Stop The Tape - Magic Bullet Vs. Single Bullet
The parade, despite the misgivings of everyone around Kennedy, had been a success. Thousands of people stood along the route waving at the president as his car rode past. When the long line of 17 cars made a right on Houston, Nellie Connally tipped her head back to the president and said “Mr. President, you can’t say the people of Dallas don’t love you”. Nearing the turn on Elm Street, Kennedy replied “No, you certainly can’t”. As the black convertible Lincoln slowed to make the final turn of the parade route, the first shot rang out.
Was it a motorcycle backfire? Perhaps a firecracker? Only two people in the motorcade suspected a rifle blast. One was secret service agent Rufus Youngblood, two cars behind Kennedy assigned to Vice President Lyndon Johnson, who jumped into the back seat yelling “Get down!” while covering the vice president. John Connally, an avid hunter, also knew it was not a motorcycle backfire or firecracker. He turned quickly to his right to glimpse back at Kennedy while saying “no, no!” repeatedly. Luckily, the first shot was a miss.

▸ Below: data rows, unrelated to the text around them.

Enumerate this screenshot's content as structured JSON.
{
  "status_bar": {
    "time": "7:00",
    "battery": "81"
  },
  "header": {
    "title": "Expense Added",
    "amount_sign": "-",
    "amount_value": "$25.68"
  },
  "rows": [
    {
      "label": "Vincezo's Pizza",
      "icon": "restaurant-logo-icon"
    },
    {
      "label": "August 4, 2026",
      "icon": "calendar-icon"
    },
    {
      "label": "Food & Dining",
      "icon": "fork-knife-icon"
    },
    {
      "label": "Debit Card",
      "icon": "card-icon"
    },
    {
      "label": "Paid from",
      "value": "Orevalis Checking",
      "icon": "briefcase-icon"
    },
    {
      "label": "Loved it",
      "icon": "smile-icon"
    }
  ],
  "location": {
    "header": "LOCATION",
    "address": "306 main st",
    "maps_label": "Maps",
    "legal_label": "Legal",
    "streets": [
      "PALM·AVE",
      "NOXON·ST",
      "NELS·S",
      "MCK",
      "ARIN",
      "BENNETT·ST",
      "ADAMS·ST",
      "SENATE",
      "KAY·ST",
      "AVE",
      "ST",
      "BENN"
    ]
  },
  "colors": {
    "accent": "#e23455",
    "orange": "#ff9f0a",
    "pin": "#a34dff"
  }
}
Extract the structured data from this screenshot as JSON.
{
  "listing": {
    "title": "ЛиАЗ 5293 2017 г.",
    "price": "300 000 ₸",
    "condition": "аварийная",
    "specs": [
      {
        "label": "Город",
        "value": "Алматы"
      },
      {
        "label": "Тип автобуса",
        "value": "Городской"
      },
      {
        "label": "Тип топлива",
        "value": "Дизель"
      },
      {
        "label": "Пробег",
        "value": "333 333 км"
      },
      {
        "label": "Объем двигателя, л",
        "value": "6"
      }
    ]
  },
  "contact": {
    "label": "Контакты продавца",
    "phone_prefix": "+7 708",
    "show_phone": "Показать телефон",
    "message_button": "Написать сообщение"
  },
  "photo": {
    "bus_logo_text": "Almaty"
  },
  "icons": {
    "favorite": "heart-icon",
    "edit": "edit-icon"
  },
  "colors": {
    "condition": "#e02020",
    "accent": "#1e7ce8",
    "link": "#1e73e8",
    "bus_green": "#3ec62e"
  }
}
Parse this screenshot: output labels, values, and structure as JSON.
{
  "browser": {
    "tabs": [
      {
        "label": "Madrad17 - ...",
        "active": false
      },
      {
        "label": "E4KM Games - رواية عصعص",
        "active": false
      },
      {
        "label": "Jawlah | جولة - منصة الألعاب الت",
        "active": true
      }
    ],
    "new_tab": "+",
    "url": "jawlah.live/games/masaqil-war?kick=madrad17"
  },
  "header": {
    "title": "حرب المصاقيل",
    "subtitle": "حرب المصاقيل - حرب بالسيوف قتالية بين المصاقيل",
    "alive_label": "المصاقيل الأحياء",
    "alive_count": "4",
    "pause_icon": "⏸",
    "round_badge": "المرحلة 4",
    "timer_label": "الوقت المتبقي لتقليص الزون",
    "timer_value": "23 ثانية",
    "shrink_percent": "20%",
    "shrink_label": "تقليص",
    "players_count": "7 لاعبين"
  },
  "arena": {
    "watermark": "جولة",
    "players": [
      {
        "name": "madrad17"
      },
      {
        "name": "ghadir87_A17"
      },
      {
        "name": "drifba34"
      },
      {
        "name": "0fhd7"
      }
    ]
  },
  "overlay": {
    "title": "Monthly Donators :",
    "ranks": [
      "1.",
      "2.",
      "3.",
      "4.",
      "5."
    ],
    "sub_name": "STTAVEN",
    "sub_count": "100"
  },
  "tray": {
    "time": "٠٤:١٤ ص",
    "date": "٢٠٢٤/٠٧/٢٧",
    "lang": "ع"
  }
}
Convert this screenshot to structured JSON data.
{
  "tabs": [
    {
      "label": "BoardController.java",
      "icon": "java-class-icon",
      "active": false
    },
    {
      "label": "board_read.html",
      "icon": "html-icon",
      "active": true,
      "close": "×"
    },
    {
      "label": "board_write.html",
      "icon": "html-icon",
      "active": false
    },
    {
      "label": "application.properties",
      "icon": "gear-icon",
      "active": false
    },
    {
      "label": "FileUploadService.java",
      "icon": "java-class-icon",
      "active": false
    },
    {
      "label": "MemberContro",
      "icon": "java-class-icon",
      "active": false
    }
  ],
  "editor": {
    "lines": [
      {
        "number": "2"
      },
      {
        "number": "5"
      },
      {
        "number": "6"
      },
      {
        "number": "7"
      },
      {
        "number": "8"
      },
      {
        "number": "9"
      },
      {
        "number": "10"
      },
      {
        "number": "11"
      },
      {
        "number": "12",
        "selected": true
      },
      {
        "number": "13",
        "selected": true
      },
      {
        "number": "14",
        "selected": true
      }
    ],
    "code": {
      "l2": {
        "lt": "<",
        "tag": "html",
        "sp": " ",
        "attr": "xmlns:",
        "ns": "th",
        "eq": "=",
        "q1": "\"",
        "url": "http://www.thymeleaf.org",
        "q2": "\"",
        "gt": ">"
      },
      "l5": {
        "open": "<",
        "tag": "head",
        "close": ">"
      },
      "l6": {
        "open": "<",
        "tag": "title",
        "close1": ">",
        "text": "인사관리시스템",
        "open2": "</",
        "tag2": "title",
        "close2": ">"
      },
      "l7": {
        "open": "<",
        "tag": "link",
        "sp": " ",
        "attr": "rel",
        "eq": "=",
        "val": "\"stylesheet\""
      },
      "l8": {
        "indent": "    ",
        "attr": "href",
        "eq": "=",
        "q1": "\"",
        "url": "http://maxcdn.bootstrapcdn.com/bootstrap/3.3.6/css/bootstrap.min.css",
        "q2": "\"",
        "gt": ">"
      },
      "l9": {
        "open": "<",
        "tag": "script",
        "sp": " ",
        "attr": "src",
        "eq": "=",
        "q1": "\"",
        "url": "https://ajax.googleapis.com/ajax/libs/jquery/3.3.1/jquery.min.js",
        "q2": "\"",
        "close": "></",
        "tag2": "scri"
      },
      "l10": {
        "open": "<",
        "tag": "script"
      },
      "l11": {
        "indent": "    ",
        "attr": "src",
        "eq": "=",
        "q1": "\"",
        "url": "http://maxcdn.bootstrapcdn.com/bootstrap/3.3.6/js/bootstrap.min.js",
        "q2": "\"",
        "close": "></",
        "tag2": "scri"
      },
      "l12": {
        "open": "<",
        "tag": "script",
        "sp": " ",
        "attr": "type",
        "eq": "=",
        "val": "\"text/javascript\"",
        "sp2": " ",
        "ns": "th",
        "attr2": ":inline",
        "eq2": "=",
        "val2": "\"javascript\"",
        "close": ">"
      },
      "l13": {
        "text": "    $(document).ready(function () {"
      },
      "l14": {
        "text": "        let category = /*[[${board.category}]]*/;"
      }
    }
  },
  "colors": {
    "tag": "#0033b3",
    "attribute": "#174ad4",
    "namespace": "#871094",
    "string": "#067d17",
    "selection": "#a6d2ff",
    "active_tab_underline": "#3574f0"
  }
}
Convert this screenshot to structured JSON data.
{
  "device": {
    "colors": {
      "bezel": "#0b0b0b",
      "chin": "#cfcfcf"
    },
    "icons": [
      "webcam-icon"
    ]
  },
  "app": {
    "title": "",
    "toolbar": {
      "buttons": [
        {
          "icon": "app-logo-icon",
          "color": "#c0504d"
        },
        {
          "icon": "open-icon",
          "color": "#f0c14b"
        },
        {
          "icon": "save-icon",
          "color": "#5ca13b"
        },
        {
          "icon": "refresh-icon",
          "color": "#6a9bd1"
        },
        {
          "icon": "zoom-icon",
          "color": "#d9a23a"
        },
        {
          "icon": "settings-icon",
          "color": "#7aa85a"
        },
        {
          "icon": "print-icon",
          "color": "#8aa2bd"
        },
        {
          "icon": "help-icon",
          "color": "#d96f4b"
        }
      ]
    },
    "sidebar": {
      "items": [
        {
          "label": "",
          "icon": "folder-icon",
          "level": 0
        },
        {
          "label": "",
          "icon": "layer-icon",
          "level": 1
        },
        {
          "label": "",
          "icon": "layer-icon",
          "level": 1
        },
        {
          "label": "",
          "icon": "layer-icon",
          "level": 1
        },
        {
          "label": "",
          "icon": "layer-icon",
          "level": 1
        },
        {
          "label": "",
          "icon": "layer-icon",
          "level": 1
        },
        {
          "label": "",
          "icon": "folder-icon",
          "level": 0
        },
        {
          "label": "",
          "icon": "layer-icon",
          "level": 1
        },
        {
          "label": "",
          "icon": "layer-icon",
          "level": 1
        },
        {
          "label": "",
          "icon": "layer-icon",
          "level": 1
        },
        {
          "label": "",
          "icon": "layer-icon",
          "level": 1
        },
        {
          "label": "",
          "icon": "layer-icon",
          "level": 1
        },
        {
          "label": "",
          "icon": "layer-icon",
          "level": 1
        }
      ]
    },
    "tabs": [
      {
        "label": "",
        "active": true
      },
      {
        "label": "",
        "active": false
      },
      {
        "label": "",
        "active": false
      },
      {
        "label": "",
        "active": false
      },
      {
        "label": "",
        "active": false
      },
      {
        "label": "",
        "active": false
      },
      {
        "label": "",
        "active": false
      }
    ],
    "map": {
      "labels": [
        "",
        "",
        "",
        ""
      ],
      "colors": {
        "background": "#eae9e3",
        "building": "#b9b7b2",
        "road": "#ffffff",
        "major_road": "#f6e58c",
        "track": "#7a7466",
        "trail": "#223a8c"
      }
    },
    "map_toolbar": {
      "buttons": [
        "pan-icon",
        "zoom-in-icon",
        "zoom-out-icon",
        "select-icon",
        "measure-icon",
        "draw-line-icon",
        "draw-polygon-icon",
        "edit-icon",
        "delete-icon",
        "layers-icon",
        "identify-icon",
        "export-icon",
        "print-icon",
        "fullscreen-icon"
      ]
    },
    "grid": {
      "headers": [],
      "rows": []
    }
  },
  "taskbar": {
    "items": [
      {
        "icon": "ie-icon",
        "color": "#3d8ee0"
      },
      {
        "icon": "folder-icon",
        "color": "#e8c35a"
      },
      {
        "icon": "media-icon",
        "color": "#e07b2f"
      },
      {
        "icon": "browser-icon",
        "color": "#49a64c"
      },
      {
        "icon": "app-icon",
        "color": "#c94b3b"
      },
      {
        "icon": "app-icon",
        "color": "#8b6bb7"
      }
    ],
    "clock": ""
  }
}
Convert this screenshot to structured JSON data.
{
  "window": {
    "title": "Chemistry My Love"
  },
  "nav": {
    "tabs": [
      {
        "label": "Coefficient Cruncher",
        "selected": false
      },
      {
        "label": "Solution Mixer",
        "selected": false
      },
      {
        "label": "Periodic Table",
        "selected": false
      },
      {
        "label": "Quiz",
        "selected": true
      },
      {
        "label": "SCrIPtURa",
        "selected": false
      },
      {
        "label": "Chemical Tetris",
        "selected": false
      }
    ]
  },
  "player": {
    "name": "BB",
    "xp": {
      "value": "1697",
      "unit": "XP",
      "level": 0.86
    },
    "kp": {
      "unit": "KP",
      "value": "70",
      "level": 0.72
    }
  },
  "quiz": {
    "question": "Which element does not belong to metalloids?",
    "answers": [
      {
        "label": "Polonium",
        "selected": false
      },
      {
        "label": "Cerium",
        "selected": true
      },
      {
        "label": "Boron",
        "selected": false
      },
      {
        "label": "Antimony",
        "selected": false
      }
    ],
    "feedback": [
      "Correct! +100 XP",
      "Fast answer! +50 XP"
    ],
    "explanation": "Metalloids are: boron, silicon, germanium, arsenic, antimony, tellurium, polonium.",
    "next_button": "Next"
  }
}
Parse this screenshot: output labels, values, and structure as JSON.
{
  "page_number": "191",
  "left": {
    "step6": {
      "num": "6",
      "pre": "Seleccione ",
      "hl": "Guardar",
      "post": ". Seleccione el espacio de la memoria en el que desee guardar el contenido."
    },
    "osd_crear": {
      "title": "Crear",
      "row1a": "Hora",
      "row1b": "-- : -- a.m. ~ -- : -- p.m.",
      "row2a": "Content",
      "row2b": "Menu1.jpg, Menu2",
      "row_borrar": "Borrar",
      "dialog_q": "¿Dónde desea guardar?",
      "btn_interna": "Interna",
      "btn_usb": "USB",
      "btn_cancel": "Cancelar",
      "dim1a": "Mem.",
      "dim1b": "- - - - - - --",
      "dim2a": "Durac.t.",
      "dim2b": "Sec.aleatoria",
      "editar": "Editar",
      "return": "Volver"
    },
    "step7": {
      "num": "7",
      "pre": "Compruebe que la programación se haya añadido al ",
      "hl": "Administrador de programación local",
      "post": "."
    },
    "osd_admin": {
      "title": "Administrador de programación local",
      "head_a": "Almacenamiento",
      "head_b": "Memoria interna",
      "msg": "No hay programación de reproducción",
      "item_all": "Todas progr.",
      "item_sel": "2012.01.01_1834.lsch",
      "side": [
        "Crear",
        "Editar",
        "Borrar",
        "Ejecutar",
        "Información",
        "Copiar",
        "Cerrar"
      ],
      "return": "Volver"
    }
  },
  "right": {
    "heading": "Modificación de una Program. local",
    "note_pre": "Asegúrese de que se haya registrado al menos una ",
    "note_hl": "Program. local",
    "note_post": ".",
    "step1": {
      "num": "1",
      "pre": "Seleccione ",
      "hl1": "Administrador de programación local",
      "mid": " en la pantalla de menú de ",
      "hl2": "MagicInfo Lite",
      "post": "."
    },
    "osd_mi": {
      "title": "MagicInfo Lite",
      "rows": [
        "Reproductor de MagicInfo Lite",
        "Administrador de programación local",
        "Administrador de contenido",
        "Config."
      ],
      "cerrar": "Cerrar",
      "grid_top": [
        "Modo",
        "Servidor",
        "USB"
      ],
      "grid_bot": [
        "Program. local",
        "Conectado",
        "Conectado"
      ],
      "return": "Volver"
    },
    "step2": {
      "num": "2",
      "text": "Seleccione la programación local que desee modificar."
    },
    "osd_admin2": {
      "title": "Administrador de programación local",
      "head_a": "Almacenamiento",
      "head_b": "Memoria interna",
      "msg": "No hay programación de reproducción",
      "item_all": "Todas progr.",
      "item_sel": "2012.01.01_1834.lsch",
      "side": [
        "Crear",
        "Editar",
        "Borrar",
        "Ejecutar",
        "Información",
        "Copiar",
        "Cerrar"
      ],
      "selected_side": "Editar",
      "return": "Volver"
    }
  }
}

The second, however, will find its mark.
Standing less than 100 feet away on a white plinth, Abraham Zapruder had been filming since JFK’s convertible had made the turn on Elm Street. As the second shot rang out, the president's car passed behind the Stemmons Freeway sign, blocking Zapruder’s camera view. When it emerged, Kennedy’s hands were awkwardly positioned around his throat. The second shot cuts through Kennedy’s back, exits out his throat, turns to hit the governor in the fifth rib, exits below his right nipple, smashes into his right wrist, then finally lodges in his left thigh.
Wait, stop the tape. Are we to assume that the second shot caused seven wounds on two different targets while twisting and turning? How is this possible, given the roughly 16-degree angle of the shot from The Texas School Book Depository's window, if Kennedy and Connally are seated directly in front of or behind each other?
The Warren Commission concluded that the first shot, fired sometime between frame 210 and 225 of the Zapruder film, hit Kennedy in the back of the neck and a second shot missed. The third struck the president in the right side of the head at frame 313 in the Zapruder film. The total time elapsed between the frames is approximately 5 to 6 seconds. Using its own rifle experts, the Commission also concluded that the rifle Oswald fired, at best, could be cocked, aimed, and fired in 2.3 seconds. In other words, we have either three or four shots fired faster than humanly possible, one hit on Kennedy, one miss, one hit on Connally, and another hit in the right side of Kennedy’s head. Unfortunately for the Commission, they found three shell casings on the sixth floor and needed Oswald to be the lone assassin. Their conclusion; one shot had to have hit both Kennedy and Connally.
However, as stated above, the first shot happened just as the motorcade turned on Elm Street. This was ignored by the Commission (they started to view the Zapruder film at frame 171, after the first shot) but, strangely enough, helps make their case. This seemingly minor yet pivotal detail missed by the Commission shows Connally turned in his seat having reacted to the first shot. Connally had taken off his hat for the parade route and held it in his right hand across his lap. But, if the shot exited out of Kennedy’s throat, then shouldn’t it have hit Connally, seated directly in front of the president, in the upper back? A quick glance at the Lincoln convertible that transported the president that day, is the final piece of the puzzle.
Governor Connally rode in a jump seat in front of Kennedy; a seat that is three inches lower and slightly more inboard (to the left) when compared to the president’s position. When this detail is taken into consideration, the single bullet starts to add up. In other words, the governor’s fifth rib, while turned in his jump seat, is in line with the president’s throat - as is his right hand, which still held his hat over his left thigh.
Roll, tape. A slight delay before the pain sets. Governor Connally groans, “They are going to kill us both”! Nellie only thought of her husband’s safety as she pulled his 6’2” frame onto her lap and covered him with her body, the top of her head still exposed to the assassin’s line of sight. A moment later, a third shot rings through Dealey Plaza...